We set the paper protractor on the pivot point, extended the 23 degree lines on the floor and then with the plum bob on the tip of the rudder we could move it left and right until the weight was on the angle line. Place the rudder stop against the rudder and trace around it to mark the position. It took quite a while to get the stop the right way around, it is not obvious from the plans (well, wasn’t to me).
While in Japan, the new torque tube bearing had arrived and for a while we were stumped because the holes did not match the earlier bearing. It seems that Zenith have added a couple of extra holes into the fairlead.
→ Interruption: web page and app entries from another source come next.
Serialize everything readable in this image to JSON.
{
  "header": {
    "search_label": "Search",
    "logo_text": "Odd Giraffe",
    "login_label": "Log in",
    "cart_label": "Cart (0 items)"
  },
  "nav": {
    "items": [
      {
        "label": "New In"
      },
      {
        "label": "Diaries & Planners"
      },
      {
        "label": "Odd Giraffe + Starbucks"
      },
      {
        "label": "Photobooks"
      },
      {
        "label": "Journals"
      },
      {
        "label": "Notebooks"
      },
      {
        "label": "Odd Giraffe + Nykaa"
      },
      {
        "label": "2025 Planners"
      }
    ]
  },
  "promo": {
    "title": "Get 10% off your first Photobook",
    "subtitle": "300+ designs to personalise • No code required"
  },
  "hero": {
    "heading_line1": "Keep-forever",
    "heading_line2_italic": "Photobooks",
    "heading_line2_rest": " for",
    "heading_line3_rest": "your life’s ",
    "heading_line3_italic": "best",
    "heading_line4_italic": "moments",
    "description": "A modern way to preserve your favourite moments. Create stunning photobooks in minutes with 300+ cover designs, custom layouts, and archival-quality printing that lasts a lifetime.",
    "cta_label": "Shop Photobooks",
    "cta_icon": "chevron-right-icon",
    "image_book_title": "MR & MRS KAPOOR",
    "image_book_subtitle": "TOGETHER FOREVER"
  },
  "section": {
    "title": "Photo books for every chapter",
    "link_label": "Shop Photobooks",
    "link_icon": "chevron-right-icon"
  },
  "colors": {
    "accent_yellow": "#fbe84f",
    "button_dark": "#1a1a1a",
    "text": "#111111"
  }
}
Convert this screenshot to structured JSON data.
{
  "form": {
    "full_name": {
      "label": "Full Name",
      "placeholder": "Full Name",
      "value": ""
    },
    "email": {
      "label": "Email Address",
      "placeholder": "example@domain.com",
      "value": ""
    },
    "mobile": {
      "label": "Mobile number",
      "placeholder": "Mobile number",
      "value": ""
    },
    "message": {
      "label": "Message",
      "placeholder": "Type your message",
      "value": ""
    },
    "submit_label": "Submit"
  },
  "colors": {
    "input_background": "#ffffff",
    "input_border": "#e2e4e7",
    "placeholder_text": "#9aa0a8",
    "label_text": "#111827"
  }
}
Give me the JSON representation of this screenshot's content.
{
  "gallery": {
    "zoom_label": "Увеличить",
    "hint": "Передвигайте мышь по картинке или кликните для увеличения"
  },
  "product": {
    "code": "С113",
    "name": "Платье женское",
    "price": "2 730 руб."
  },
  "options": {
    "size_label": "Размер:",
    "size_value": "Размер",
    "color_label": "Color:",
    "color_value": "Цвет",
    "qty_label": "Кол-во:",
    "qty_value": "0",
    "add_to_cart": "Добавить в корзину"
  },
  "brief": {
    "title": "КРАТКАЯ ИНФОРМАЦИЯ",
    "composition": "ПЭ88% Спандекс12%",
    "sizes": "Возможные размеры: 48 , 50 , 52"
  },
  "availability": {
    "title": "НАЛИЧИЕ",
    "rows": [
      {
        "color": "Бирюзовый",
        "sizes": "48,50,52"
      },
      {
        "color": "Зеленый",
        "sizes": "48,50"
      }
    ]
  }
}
I filed the inner hole a little so that it fit better on the tube and then we positioned it in place so we could make sure that it held everything in the right place, clamped it and then removed for drilling. In retrospect we probably should have just drilled new bolt holes but instead we went to some effort to reuse the existing ones – not easy with then being inside a tight space.
After reassembling the torque tube we could attach the rudder cables. It took a while for us to come up with a way to work out where the pedals should be in relation to each other at different deflections, keeping in mind that the nosewheel is also involved. After some adjustments and readjustments we swaged the connectors onto the ends and the cables were set.
Some messing about with the turnbuckles at the rudder end got the cables nice and tight.
The plans call for 30lb plus/minus 5 so we look good, and I suspect the cables will slack a bit over time.
I wish I could have sat in the plane and taken some video of me pushing the pedals and moving the rudder but the nosewheel is impossibly stiff right now, only way to move it is a crowbar in the fork. I’m squishing silicon lubricant into the nose block every visit, hoping that will do the trick.
Allen left and I finished the day with some ‘tedious’ tasks…. riveting the rudder stops on
…. the torque tube bearing….
At some point the temperature in the hangar made it over 100F
The next item will be the elevator control cables so I set the elevator in neutral position against the stabiliser.
I reassembled the bellcrank on the torque tube inside the fuselage and started to pull the cables from the tail through until they were a little tight, secured them with clamps. They are still a way from being tight enough but next hangar trip it should be fairly quick to finish.
The cable assembly on the bellcrank could probably do with being a bit shorter on the top, the join is going to be a bit further back in the fuselage that will make it harder. Also, it was difficult to get access because right now the fuselage is sat back on the tail so the access hole is lower to the ground. Hopefully these things will be easy to work around next time in the hangar.